Monday, August 26, 2013

Harvest 2013 Begins!

Warning: I pulled an all nighter by accident; too excited about harvest beginning! So this blog post might seem rather...delirious.

I dragged myself out of bed at 4:30 after finally falling asleep around 4:27 to meet Jim in the vineyard. He had been there since 1 AM, so I really couldn't complain. First pick: our Mesa Pinot Noir for our sparkling Blanc de Noirs. Since this is my favorite wine, it's a thrill to see it get started every year. The fruit looked really gorgeous - tiny berries, tight clusters. There is apparently a little more botrytis this year due to these tight clusters (if a berry breaks, this can cause botrytis to rock and roll), so the pickers have been more careful than usual looking for this.

Clarissa likes the bins to be super clean, so two guys oversee the clusters being put into the big bins and pick out anything that doesn't make the cut, plus leaves and stuff. The thing that always amazes me about picking crews is how fast they go. Literally, they're a blur! I get in the field and cut about 3 clusters, and they've already filled up a cajone.

This morning was cool and the fog strangely didn't roll in until around 5 AM. How gorgeous does this fruit look? Lucky harvest 2013...will this be some of our best wine yet? Time will tell!

Happy Harvest, everyone!

Monday, August 12, 2013

It Was Just Meant to "Bee!"

Jim and his vineyard assistant, Will, came running into my office the other day all excited!

"Will found a beehive in the vineyard! Can you move it?" Jim asked.

Wow. Wowwowwowwowwow. Ok, so I've had multiple opportunities to move wild hives before through some other local beekeepers, but haven't had a chance to learn because I've been at Pepperdine every single time something like this has come up. Now, just a few days out of school, and there's a hive of Riverbench bees just for me! Ecstatic!

Immediately I emailed and called my local bee resources, asking for instructions, advice and help. They responded with all of the above and, most surprisingly of all, seemed confident I could handle it alone. The hive was small and completely exposed, just hanging right off of a vine. They all talked me through various methods, and I decided to go for it.

Last night was the night (you want to move them at night so most of them are "home"). I suited up, got my supplies, and drove out to examine the hive. With just the light of Jim's trusty headlamp, I found that the hive was actually attached to three separate grape clusters. I started dissecting, cutting the clusters one by one. The hive buzzed but not a single bee moved.

Then the action started. Once I cut away one cluster, the hive became unstable and started to fall. I got the bucket underneath and caught it just in time. A few more clips and most of the rest of the pieces fell in, too. The bees remained relatively calm until I covered the bucket with a lid to seal them in. The buzzing that ensued was angry and not just a little terrifying.

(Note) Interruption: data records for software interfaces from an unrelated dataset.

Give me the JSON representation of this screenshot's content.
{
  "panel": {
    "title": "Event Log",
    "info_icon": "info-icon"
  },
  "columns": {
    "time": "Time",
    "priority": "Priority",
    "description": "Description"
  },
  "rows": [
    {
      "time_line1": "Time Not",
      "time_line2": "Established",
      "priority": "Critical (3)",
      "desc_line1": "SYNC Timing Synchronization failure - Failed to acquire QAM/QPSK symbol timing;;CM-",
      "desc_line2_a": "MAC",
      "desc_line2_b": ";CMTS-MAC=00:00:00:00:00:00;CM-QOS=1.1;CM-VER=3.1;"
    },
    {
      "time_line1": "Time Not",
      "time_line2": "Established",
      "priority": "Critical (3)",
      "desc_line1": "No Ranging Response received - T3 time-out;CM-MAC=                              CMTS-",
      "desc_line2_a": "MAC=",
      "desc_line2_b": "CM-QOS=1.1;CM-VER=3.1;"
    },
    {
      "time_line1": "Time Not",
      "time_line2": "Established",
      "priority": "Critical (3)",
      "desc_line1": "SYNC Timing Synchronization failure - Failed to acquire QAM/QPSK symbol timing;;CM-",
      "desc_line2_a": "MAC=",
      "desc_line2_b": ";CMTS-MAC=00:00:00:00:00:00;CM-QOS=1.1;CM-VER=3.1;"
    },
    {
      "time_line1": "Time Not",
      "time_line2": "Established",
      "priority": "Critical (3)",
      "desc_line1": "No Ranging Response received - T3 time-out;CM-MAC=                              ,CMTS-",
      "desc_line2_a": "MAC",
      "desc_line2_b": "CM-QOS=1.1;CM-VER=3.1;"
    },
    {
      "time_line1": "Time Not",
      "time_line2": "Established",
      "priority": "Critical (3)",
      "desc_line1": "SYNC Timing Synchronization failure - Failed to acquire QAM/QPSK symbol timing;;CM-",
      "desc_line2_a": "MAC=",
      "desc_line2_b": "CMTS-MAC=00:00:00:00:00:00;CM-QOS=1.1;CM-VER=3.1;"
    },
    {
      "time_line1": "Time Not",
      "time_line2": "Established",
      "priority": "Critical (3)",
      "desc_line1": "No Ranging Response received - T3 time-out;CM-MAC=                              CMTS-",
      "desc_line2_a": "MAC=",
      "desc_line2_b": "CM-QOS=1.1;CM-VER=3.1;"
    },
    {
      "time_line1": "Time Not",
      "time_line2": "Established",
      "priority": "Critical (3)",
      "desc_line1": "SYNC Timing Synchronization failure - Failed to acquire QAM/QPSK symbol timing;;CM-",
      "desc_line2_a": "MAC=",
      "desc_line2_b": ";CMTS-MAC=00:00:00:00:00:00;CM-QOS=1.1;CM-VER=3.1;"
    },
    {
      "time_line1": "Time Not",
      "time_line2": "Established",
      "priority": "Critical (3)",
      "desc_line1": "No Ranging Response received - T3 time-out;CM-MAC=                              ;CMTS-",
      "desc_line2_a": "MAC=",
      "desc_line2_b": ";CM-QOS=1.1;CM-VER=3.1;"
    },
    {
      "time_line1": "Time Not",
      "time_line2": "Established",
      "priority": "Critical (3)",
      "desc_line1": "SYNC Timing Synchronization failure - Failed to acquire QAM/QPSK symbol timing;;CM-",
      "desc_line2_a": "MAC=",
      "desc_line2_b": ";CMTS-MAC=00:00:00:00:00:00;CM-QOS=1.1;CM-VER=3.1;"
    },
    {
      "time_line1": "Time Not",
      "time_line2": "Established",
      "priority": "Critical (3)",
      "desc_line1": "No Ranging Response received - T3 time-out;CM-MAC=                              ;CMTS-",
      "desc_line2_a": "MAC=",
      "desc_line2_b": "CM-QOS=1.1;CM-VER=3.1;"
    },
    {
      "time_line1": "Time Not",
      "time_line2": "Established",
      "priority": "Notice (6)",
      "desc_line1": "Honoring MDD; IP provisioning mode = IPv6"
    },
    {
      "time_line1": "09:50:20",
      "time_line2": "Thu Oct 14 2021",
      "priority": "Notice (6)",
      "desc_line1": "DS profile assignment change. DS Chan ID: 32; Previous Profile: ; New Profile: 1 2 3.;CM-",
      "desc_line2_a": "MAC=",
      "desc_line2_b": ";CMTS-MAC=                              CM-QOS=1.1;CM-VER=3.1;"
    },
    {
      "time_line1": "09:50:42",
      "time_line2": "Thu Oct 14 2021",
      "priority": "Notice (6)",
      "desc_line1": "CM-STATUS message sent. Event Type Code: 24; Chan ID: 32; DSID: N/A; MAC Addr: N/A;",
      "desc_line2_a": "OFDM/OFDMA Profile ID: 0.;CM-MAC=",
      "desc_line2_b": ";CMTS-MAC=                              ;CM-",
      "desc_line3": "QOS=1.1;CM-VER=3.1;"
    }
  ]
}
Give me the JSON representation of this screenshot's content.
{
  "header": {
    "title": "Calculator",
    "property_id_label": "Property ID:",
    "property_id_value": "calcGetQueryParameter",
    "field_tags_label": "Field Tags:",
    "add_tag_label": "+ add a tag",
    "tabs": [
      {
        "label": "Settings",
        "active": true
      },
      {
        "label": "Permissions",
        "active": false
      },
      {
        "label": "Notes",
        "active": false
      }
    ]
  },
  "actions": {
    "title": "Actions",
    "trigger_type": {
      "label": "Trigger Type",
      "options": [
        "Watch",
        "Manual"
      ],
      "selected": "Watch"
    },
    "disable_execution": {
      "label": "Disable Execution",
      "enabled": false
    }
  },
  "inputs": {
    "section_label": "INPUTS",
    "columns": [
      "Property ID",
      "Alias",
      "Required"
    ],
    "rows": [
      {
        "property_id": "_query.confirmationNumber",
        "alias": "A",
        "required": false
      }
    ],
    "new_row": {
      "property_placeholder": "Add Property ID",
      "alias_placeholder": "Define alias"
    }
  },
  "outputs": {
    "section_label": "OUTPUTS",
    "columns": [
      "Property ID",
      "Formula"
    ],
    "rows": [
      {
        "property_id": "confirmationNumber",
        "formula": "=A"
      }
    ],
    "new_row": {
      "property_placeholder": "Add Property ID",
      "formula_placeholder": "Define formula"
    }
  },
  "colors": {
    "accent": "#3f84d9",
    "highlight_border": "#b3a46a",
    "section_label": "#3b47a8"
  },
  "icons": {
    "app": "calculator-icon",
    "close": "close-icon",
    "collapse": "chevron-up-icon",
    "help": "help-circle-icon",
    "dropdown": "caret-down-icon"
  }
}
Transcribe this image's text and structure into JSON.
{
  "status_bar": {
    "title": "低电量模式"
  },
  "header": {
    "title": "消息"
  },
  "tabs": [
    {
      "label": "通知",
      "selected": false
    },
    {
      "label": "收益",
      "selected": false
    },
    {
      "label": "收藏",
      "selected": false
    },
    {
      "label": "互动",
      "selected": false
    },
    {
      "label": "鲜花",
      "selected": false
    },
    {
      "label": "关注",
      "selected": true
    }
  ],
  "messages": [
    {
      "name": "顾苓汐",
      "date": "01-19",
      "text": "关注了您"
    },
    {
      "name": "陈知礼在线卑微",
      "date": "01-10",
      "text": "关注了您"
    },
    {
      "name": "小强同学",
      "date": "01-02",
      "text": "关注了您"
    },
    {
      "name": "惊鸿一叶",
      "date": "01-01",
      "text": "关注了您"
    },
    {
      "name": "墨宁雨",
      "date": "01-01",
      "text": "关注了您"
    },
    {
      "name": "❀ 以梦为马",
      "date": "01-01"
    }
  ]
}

I carefully transported them in the backseat of my car, then dumped them into their new home. About 15,000 bees were at this time flying all around me, landing all over me. My gloves were black, completely coated in them. The light buzzing sensation on my hands was pleasant, though I was still a little nervous about hurting them or messing things up.

I closed up the hive, let the rest of them fly off, and left the scene. They were still there this morning, buzzing around and holding my bucket hostage, but they seem to be settling into their new home. Their view is really gorgeous, actually, overlooking Block 44 and the San Ramon Chapel.

Successful bee extraction #1. (I hope.) That enough excitement for this week.

Note: I'm an idiot and didn't take pictures. I thought I'd have time but things got crazy pretty quickly. Next time.